Sintering enables the formation of metallurgical joints and reduces or even eliminates the contact resistance among the conductive fillers, leading to highly conductive polymer composites. The reduction of silver flakes by DGEPG removed the surface lubricant and allowed the metallurgical joints and direct metal–metal contacts between the conductive fillers. This reduced or even eliminated the contact resistance effectively, enabling the preparation of flexible highly conductive polymer composites at a low temperature.
- The developed approach offers many advantages such as reduced materials cost
- Low processing temperature
- Compatible with low cost, flexible substrates such as paper and PET
- Simple processing
- Low viscosity of the formulated paste and low-cost jet dispensing technologies;
- Tunable mechanical properties
- Flexibility and high electrical conductivity.
This invention would be useful in the production of tightly assembled electronic packages, where electrical connections are required in three axes, such as cameras; electrical connections where the assembly is required to flex during its normal use, such as folding cell phones; and electrical connections between sub-assemblies to replace wire harnesses, which are heavier and bulkier, such as in batteries, cars, rockets and satellites.

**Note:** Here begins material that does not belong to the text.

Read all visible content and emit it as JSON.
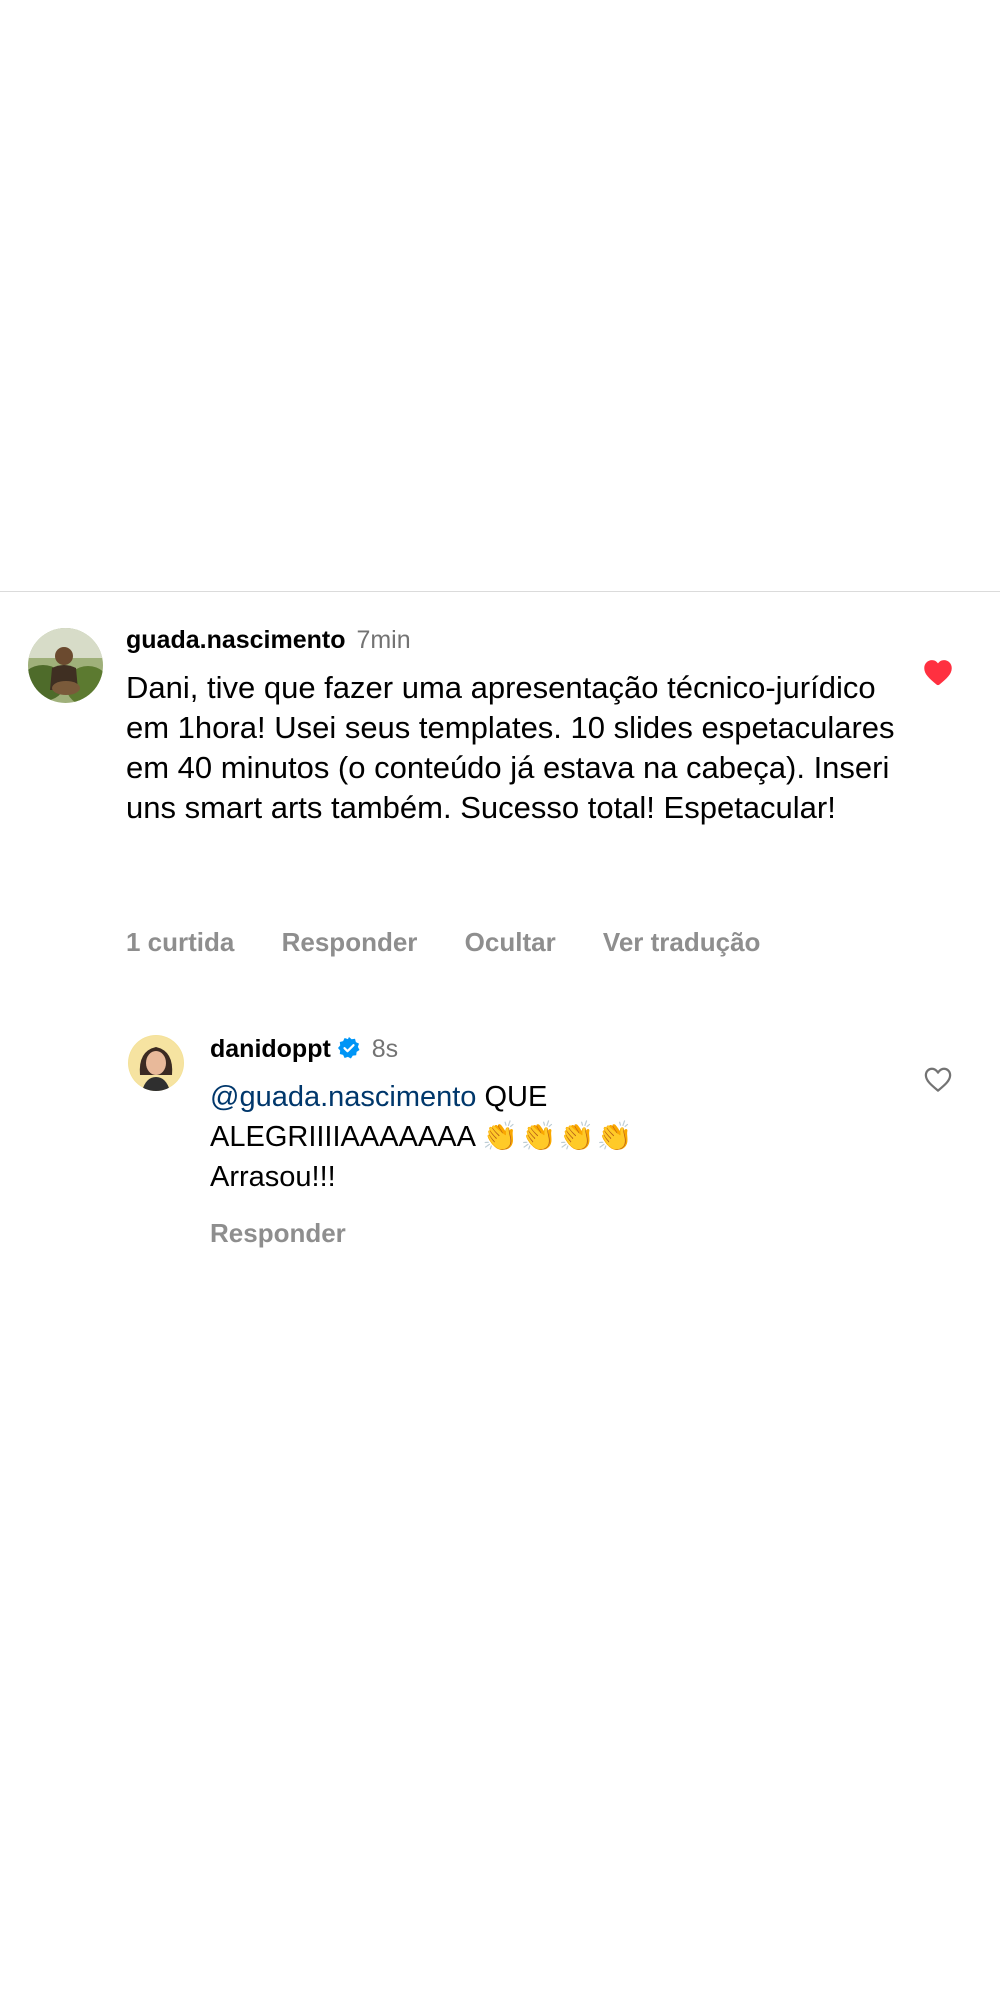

The preparation of novel flexible highly conductive interconnect materials at relatively low temperatures (preferably 150°C or below) is essential for the future of low-cost flexible electronics. The popularity of flexible circuits and building electronic devices on flexible substrates requires the interconnect materials to be mechanically compliant and highly conductive. Low processing temperatures of the interconnect materials are also required to enable the wide use of low cost, flexible substrates such as paper and polyethylene terephthalate (PET).